After a cyber-security specialist found out that the smartphone app specially made to remotely control some of Leaf’s functions could be hacked, Nissan decided to temporally disable it.
Concerns over cyber-security issues are increasingly growing within the auto industry, as more and more automakers are developing all sorts of smartphone application to remotely access many of the cars’ features. The technology and the trend cannot be stopped, but neither are the hackers, specialists say. These days, you can play from the distance with many functions, such as unlocking the car, open the boot, start the car or set the clime control. Nissan is one of those automakers which allows Leaf’s owner to remotely make some adjustments, through a simpler smart application called NissanConnect EV. However, it seems the app is vulnerable to hackers, as cyber-security research Troy Hunt recently discovered, disclosing the vulnerabilities on his website. He said that by knowing the car’s vehicle identification number, or VIN, outsiders could turn on the climate control, control the charging or access some private information, such as trip data, and see where the driver has been.
“Being able to remotely turn on the AC for a car might not seem like a problem, but this could put a significant drain on the battery over a period of time as the attacker can keep activating it,” Hunt wrote. “Fortunately, the Nissan Leaf doesn’t have features like remote unlock or remote start, like some vehicles from other manufacturers do, because that would be a disaster with what’s been uncovered,” he added.
Nissan confirmed Hunt’s findings and said it temporally disabled the app. “We apologize for the disappointment caused to our Nissan Leaf customers who have enjoyed the benefits of our mobile apps,” a Nissan spokesperson said. “However, the quality and seamless operation of our products is paramount.
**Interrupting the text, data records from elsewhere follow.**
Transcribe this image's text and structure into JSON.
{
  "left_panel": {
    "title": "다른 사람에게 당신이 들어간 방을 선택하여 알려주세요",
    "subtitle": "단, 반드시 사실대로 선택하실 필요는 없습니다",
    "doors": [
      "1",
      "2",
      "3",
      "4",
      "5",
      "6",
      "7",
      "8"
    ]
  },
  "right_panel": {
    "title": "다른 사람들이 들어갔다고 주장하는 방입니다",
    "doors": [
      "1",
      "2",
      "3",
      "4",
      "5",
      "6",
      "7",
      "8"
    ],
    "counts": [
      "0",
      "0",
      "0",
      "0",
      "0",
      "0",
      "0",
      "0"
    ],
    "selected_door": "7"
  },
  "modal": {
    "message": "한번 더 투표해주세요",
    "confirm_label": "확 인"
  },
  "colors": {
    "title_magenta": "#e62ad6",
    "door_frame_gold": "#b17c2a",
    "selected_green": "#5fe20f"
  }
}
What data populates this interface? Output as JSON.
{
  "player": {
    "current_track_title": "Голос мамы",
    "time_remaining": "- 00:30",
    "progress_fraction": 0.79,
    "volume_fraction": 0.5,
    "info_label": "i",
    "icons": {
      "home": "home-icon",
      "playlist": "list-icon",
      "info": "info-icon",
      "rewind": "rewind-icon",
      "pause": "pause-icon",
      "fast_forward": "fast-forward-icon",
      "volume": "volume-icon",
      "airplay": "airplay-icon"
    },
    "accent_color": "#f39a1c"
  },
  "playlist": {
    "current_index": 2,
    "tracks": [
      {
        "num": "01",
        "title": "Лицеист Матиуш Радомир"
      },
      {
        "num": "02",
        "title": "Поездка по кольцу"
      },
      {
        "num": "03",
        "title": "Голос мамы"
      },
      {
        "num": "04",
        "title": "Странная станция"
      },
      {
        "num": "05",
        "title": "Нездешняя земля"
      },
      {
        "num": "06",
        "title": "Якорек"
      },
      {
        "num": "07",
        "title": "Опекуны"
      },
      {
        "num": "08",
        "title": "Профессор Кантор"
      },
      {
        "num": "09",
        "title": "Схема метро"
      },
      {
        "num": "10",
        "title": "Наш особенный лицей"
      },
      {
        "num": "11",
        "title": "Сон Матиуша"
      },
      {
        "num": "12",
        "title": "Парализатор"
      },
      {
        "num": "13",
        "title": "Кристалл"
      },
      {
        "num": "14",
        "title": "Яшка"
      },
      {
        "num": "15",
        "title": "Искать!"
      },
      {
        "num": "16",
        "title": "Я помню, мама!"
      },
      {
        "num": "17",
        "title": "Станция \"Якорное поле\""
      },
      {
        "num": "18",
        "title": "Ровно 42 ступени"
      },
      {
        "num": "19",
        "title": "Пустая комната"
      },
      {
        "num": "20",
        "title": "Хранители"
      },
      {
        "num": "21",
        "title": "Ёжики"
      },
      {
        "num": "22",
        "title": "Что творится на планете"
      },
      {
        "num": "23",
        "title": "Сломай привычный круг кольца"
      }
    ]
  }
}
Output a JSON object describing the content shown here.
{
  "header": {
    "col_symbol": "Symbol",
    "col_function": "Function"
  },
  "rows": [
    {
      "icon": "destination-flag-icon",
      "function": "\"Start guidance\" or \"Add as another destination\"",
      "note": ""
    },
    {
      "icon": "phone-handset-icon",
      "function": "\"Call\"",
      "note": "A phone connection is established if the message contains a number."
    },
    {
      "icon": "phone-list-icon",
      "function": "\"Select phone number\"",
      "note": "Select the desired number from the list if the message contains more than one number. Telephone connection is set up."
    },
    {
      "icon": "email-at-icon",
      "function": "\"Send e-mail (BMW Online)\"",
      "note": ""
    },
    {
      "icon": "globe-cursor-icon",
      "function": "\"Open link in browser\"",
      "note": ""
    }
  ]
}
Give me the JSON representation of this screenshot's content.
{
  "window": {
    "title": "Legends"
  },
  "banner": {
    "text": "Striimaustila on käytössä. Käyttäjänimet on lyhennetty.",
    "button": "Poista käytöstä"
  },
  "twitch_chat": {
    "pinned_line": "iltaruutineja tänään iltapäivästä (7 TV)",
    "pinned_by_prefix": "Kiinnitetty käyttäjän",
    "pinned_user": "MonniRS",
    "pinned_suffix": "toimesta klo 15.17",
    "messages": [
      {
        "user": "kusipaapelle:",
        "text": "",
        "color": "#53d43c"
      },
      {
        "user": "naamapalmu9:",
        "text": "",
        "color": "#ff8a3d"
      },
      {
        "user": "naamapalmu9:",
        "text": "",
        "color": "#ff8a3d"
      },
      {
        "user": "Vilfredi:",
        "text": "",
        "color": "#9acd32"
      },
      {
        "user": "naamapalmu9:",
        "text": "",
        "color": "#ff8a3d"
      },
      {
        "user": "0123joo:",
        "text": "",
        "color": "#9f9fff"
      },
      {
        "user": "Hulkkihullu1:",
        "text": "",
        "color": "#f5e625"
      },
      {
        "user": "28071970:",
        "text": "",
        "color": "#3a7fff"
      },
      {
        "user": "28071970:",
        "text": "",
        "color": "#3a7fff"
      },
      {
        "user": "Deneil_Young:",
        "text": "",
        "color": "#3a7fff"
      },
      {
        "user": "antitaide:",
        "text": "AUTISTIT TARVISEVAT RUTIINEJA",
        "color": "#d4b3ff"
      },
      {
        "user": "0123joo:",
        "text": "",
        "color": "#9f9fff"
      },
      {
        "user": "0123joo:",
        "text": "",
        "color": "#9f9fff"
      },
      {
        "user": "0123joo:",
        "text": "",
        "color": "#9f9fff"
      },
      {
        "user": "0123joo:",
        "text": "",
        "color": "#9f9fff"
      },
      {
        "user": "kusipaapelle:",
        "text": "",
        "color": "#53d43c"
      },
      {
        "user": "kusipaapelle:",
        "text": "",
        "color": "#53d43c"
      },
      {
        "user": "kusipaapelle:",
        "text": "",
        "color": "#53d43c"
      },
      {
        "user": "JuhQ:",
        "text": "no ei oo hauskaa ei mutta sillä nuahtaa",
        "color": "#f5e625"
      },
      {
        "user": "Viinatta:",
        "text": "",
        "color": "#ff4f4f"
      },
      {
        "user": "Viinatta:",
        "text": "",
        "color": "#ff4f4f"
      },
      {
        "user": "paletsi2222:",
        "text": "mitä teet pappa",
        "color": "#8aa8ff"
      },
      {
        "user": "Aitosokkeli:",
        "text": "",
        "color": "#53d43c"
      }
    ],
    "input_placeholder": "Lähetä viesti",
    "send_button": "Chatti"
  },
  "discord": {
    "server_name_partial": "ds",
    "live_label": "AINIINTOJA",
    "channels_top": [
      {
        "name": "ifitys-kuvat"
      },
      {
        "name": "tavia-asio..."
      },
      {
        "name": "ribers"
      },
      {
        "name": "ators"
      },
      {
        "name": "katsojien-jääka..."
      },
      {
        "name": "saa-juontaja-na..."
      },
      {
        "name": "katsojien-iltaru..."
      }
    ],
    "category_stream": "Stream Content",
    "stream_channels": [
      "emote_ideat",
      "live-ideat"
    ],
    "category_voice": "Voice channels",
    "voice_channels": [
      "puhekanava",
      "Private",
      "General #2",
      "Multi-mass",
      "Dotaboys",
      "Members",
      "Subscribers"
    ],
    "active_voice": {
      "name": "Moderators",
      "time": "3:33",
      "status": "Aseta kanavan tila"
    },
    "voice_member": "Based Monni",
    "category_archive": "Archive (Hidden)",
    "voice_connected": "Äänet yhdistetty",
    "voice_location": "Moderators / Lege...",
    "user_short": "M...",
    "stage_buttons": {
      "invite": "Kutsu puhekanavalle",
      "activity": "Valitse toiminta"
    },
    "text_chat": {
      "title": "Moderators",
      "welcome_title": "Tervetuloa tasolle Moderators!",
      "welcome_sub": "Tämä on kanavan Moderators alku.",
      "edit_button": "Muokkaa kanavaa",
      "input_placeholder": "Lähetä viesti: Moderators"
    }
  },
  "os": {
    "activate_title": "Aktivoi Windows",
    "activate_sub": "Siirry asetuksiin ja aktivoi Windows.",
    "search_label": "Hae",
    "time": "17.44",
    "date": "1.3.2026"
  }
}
We’re looking forward to launching updated versions of our apps very soon.”
Via Troy Hunt